Scan the material below for lines with the word "description" and reply with how many there are, nothing else.

(Information)
Start of Block

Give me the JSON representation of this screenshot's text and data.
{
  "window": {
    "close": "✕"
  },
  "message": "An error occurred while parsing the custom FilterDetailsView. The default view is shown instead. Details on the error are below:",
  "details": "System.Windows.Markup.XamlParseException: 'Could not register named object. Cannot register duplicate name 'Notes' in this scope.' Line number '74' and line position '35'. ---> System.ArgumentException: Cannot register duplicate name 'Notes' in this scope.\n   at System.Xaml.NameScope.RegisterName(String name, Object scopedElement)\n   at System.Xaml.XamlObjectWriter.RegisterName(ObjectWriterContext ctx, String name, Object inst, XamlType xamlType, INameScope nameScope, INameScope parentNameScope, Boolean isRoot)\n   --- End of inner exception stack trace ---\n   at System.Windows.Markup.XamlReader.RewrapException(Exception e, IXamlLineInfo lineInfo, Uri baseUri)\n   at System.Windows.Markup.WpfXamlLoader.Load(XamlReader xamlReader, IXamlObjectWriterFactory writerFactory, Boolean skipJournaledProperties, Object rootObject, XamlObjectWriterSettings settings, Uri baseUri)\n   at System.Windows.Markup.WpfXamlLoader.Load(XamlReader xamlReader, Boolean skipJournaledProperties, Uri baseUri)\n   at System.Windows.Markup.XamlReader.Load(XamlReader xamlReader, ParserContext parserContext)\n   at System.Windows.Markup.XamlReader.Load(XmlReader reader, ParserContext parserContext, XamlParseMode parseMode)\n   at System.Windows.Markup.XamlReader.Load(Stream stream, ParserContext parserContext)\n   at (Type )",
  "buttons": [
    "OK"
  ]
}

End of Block
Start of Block

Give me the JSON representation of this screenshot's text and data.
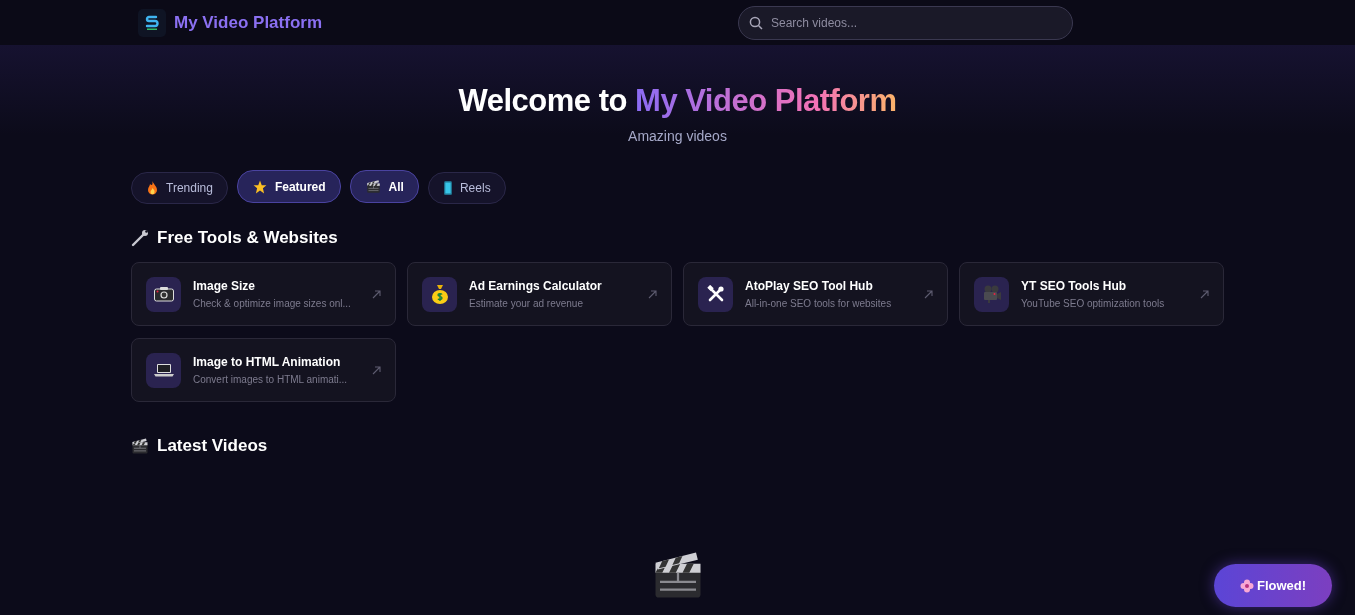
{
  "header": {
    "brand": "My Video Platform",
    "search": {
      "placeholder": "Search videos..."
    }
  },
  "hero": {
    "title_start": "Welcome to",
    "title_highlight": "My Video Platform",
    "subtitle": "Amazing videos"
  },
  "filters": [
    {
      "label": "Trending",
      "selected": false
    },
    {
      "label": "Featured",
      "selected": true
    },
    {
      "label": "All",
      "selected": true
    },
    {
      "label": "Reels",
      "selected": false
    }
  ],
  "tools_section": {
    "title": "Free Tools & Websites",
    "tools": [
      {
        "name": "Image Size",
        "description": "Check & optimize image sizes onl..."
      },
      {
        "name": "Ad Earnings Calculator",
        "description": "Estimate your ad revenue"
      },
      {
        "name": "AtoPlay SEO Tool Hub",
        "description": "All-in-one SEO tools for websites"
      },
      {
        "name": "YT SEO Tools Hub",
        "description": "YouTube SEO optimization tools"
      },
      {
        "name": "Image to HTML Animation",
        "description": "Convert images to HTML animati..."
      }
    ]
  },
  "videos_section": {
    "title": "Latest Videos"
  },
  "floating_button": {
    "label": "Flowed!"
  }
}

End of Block

(Reply to the task) 5